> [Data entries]
⁂

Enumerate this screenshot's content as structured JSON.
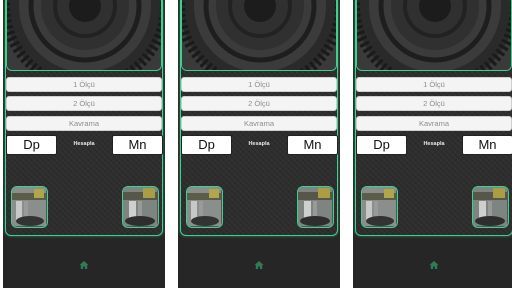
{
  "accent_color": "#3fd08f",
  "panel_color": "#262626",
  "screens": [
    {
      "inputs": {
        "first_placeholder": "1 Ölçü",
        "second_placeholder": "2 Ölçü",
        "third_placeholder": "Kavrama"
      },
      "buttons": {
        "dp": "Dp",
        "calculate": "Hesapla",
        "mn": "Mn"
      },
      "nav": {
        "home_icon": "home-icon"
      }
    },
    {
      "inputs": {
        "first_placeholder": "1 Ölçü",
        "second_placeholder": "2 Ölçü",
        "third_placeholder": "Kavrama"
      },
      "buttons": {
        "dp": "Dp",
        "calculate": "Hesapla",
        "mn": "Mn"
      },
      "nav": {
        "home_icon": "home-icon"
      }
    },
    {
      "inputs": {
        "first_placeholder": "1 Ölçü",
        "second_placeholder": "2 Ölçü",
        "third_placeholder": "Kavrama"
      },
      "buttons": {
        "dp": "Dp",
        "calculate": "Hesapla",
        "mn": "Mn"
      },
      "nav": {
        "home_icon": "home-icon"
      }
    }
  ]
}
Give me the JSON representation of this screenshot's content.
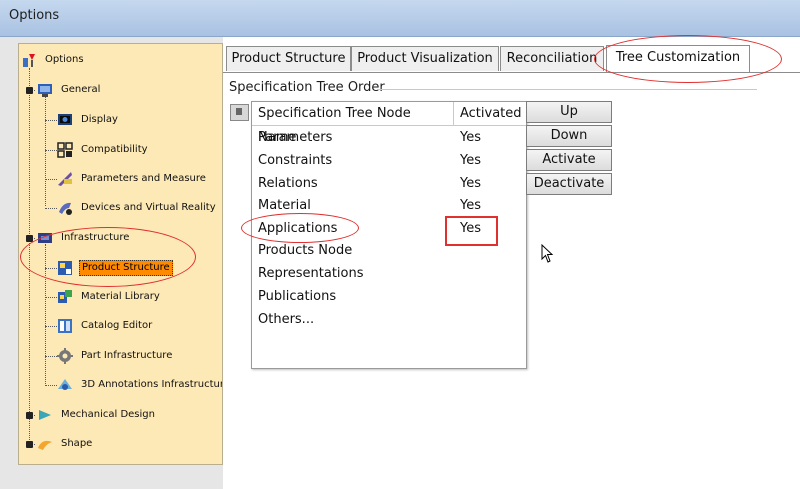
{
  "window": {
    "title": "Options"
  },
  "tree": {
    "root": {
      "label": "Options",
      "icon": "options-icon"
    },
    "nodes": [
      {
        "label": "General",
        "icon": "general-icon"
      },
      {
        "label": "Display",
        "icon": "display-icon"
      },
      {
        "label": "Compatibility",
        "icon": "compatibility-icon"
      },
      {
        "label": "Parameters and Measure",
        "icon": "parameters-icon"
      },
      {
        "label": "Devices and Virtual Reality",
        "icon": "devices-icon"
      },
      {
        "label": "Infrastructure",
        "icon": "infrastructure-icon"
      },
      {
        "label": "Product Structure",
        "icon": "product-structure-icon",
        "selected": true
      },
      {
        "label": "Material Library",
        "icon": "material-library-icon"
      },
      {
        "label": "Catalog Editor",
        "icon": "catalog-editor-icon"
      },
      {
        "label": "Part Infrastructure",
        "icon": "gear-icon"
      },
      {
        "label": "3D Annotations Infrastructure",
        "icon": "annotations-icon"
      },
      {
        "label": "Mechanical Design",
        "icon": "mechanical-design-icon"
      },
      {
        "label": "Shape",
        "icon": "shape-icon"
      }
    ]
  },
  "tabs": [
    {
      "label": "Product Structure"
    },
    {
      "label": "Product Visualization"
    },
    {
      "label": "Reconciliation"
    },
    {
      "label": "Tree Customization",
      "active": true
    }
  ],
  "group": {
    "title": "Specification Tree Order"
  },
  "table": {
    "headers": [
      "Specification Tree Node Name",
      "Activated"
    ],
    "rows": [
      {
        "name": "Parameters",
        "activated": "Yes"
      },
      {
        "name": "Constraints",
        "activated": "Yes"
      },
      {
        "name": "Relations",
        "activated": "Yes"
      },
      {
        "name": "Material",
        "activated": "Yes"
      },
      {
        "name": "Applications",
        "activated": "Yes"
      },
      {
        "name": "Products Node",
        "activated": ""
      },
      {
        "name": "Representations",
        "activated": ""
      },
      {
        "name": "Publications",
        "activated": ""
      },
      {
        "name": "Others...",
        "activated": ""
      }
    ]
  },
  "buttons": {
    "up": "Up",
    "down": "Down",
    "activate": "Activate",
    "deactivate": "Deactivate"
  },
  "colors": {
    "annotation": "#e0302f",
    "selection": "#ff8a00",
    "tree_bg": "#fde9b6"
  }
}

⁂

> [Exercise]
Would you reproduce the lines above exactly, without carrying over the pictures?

> [Exercise response]
Enumerate this screenshot's content as structured JSON.
{
  "accent_color": "#3fd08f",
  "panel_color": "#262626",
  "screens": [
    {
      "inputs": {
        "first_placeholder": "1 Ölçü",
        "second_placeholder": "2 Ölçü",
        "third_placeholder": "Kavrama"
      },
      "buttons": {
        "dp": "Dp",
        "calculate": "Hesapla",
        "mn": "Mn"
      },
      "nav": {
        "home_icon": "home-icon"
      }
    },
    {
      "inputs": {
        "first_placeholder": "1 Ölçü",
        "second_placeholder": "2 Ölçü",
        "third_placeholder": "Kavrama"
      },
      "buttons": {
        "dp": "Dp",
        "calculate": "Hesapla",
        "mn": "Mn"
      },
      "nav": {
        "home_icon": "home-icon"
      }
    },
    {
      "inputs": {
        "first_placeholder": "1 Ölçü",
        "second_placeholder": "2 Ölçü",
        "third_placeholder": "Kavrama"
      },
      "buttons": {
        "dp": "Dp",
        "calculate": "Hesapla",
        "mn": "Mn"
      },
      "nav": {
        "home_icon": "home-icon"
      }
    }
  ]
}
Give me the JSON representation of this screenshot's content.
{
  "window": {
    "title": "Options"
  },
  "tree": {
    "root": {
      "label": "Options",
      "icon": "options-icon"
    },
    "nodes": [
      {
        "label": "General",
        "icon": "general-icon"
      },
      {
        "label": "Display",
        "icon": "display-icon"
      },
      {
        "label": "Compatibility",
        "icon": "compatibility-icon"
      },
      {
        "label": "Parameters and Measure",
        "icon": "parameters-icon"
      },
      {
        "label": "Devices and Virtual Reality",
        "icon": "devices-icon"
      },
      {
        "label": "Infrastructure",
        "icon": "infrastructure-icon"
      },
      {
        "label": "Product Structure",
        "icon": "product-structure-icon",
        "selected": true
      },
      {
        "label": "Material Library",
        "icon": "material-library-icon"
      },
      {
        "label": "Catalog Editor",
        "icon": "catalog-editor-icon"
      },
      {
        "label": "Part Infrastructure",
        "icon": "gear-icon"
      },
      {
        "label": "3D Annotations Infrastructure",
        "icon": "annotations-icon"
      },
      {
        "label": "Mechanical Design",
        "icon": "mechanical-design-icon"
      },
      {
        "label": "Shape",
        "icon": "shape-icon"
      }
    ]
  },
  "tabs": [
    {
      "label": "Product Structure"
    },
    {
      "label": "Product Visualization"
    },
    {
      "label": "Reconciliation"
    },
    {
      "label": "Tree Customization",
      "active": true
    }
  ],
  "group": {
    "title": "Specification Tree Order"
  },
  "table": {
    "headers": [
      "Specification Tree Node Name",
      "Activated"
    ],
    "rows": [
      {
        "name": "Parameters",
        "activated": "Yes"
      },
      {
        "name": "Constraints",
        "activated": "Yes"
      },
      {
        "name": "Relations",
        "activated": "Yes"
      },
      {
        "name": "Material",
        "activated": "Yes"
      },
      {
        "name": "Applications",
        "activated": "Yes"
      },
      {
        "name": "Products Node",
        "activated": ""
      },
      {
        "name": "Representations",
        "activated": ""
      },
      {
        "name": "Publications",
        "activated": ""
      },
      {
        "name": "Others...",
        "activated": ""
      }
    ]
  },
  "buttons": {
    "up": "Up",
    "down": "Down",
    "activate": "Activate",
    "deactivate": "Deactivate"
  },
  "colors": {
    "annotation": "#e0302f",
    "selection": "#ff8a00",
    "tree_bg": "#fde9b6"
  }
}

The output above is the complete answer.